By Marcus Leach
The Chartered Institute of Personnel and Development (CIPD) has given a broad welcome to the principles and ambitions behind the Government’s Modern Workplaces consultation.
The CIPD has also committed to continuing to work with the Department for Business, Innovation and Skills through the consultation process to ensure the final proposals are workable and deliver the intended benefits for both employers and employees.
Jackie Orme, CIPD Chief Executive, argues that the objectives of the Government’s proposals — to reform parental leave to encourage greater sharing of caring responsibilities between parents — are achievable, but could be undermined by poor implementation.
“We welcome the principles and ambitions behind these proposals. The phrase ‘work/life balance’ assumes that there is a clear and impermeable divide between work and life. In reality, working lives and home lives overlap in today’s world to a greater degree than ever before," she said.
“At the same time, traditional gender roles in relation to parenting are changing. That fact has been recognised, but not resolved, by policymakers and business leaders alike. And it is important in the context of this consultation. It is simply not possible for influential voices in the business lobby to be, at once, firmly in favour of getting more women on to boards and closing the gender pay gap, as I am; against crude instruments such as quotas and compulsory pay audits, as I also am; but simultaneously against light-touch measures to support change to cultural norms that force able women to make choices between careers that fully utilise their talents and their roles as parents. These are choices that men are not traditionally required to make in the same way. Although that fact is beginning to change, the inflexibility of existing maternity regulations and the way they support cultural norms acts as a brake on progress.
“Successive reviews of the impact of male dominated, monocultural boards on business performance and the intractable gender pay gap have concluded the problems are multiple and complex, and that long-term cultural change is required. Done right, these proposals offer the prospect of removing state-sponsored obstacles to those already noticeable long-term cultural changes, in a way that levels the playing field for talented, ambitious, successful women who also choose, with their partners, to become parents.
“Growing numbers of employers recognise these facts, and they tell us they’re seeing significant shifts in attitudes to flexible working and the sharing of parental responsibilities. These proposals seek to remove regulatory obstacles that can prevent employers and employees from developing truly flexible, mutually beneficial solutions. They are a welcome contrast to the kind of prescriptive legislation that often militates against real cultural change. Instead, they are designed to give parents maximum flexibility to choose how and when to take parental leave, in the firm context of the need to protect the employers’ ability to run their business.
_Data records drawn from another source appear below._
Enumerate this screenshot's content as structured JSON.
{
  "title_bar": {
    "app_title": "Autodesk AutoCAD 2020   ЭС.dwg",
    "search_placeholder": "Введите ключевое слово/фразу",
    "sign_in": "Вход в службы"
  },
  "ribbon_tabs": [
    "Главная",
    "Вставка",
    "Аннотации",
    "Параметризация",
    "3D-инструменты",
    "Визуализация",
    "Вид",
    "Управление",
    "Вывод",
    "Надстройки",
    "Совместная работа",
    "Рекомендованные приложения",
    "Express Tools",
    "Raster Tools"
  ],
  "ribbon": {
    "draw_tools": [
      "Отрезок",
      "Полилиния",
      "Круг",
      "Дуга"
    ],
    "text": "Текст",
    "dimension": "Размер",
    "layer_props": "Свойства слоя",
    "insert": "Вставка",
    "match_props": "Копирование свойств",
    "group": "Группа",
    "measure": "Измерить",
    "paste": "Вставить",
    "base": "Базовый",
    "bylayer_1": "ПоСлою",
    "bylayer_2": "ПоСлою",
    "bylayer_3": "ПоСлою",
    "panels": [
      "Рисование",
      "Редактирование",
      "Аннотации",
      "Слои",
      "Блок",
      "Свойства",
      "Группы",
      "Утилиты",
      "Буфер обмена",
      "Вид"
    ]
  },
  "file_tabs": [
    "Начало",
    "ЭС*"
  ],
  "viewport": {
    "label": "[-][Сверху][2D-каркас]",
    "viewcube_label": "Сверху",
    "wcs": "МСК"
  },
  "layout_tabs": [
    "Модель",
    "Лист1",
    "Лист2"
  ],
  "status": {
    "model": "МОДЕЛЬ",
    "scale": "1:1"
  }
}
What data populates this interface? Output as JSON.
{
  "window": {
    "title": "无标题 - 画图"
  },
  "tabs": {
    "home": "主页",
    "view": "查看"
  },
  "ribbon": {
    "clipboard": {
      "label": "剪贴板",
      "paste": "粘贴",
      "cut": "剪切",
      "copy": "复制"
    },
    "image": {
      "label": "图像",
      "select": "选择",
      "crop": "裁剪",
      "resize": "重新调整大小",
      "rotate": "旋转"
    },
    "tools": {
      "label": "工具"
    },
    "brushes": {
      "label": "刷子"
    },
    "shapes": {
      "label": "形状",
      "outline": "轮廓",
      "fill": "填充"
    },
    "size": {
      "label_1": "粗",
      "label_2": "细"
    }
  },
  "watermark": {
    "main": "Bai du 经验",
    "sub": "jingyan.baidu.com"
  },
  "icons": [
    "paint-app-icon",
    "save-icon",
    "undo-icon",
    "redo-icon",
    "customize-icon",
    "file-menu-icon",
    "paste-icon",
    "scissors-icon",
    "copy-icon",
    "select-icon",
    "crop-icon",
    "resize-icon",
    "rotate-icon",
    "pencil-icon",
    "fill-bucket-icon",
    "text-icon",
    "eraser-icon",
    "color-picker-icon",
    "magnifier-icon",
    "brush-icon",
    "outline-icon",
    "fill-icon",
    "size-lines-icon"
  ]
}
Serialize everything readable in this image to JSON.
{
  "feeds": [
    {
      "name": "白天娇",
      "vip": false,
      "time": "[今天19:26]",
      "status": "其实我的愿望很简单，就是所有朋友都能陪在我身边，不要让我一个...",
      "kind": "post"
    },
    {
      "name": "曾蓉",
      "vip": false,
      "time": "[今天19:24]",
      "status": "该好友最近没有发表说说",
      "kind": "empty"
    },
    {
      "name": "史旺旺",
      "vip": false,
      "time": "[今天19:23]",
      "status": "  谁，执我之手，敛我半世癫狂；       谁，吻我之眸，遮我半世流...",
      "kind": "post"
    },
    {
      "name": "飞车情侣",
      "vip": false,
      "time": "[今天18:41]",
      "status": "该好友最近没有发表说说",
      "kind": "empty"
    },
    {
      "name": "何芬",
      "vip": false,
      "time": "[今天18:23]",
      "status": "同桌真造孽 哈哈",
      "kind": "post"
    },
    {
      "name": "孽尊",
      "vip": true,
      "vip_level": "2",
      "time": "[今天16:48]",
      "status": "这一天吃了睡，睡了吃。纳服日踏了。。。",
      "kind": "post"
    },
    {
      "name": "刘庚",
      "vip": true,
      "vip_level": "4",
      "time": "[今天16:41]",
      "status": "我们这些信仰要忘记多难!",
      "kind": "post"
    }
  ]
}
“We retain some concerns about the workability of some of the details of the proposals in the consultation document as they currently stand. We believe that parents should be required to take leave in reasonable blocks of time — no shorter than two weeks — if the employer is not to be subjected to unreasonable burdens. And we’ll be looking for reassurance about the adequacy of HMRC IT systems to eliminate unnecessary bureaucracy that might be associated with the administration of these proposals. It will also be important that, however parental leave is organised, the employer should have adequate notice of parents’ intentions so that they have the opportunity to make alternative arrangements. We will continue to work with the Department for Business, Innovation and Skills through the consultation process, closely involving our members, to ensure that the final proposals are clear, simple and workable, and achieve their objectives.
“It is crucial that the Government takes time to get this right. A failure to establish a regime that both employers and employees are happy with could fatally undermine the Government’s objective of giving effective support to parents, and of changing a culture that presumes women always hold the primary responsibility for childcare.”
Talking about the proposal to extend flexible working to all, Mrs Orme had this to say:
“We welcome also the Government’s intention to extend the right to request flexible working to all employees. This move is overdue and will help to break down the perception of a growing workplace divide between those with caring responsibilities and others. Many of our members’ employers already offer the right to request flexible working to all, in recognition of the high value many employees, regardless of their family situations, place on flexible working. Our evidence suggests that flexible working supports employee engagement and this has a positive effect on performance, benefitting both the employer and the employee.”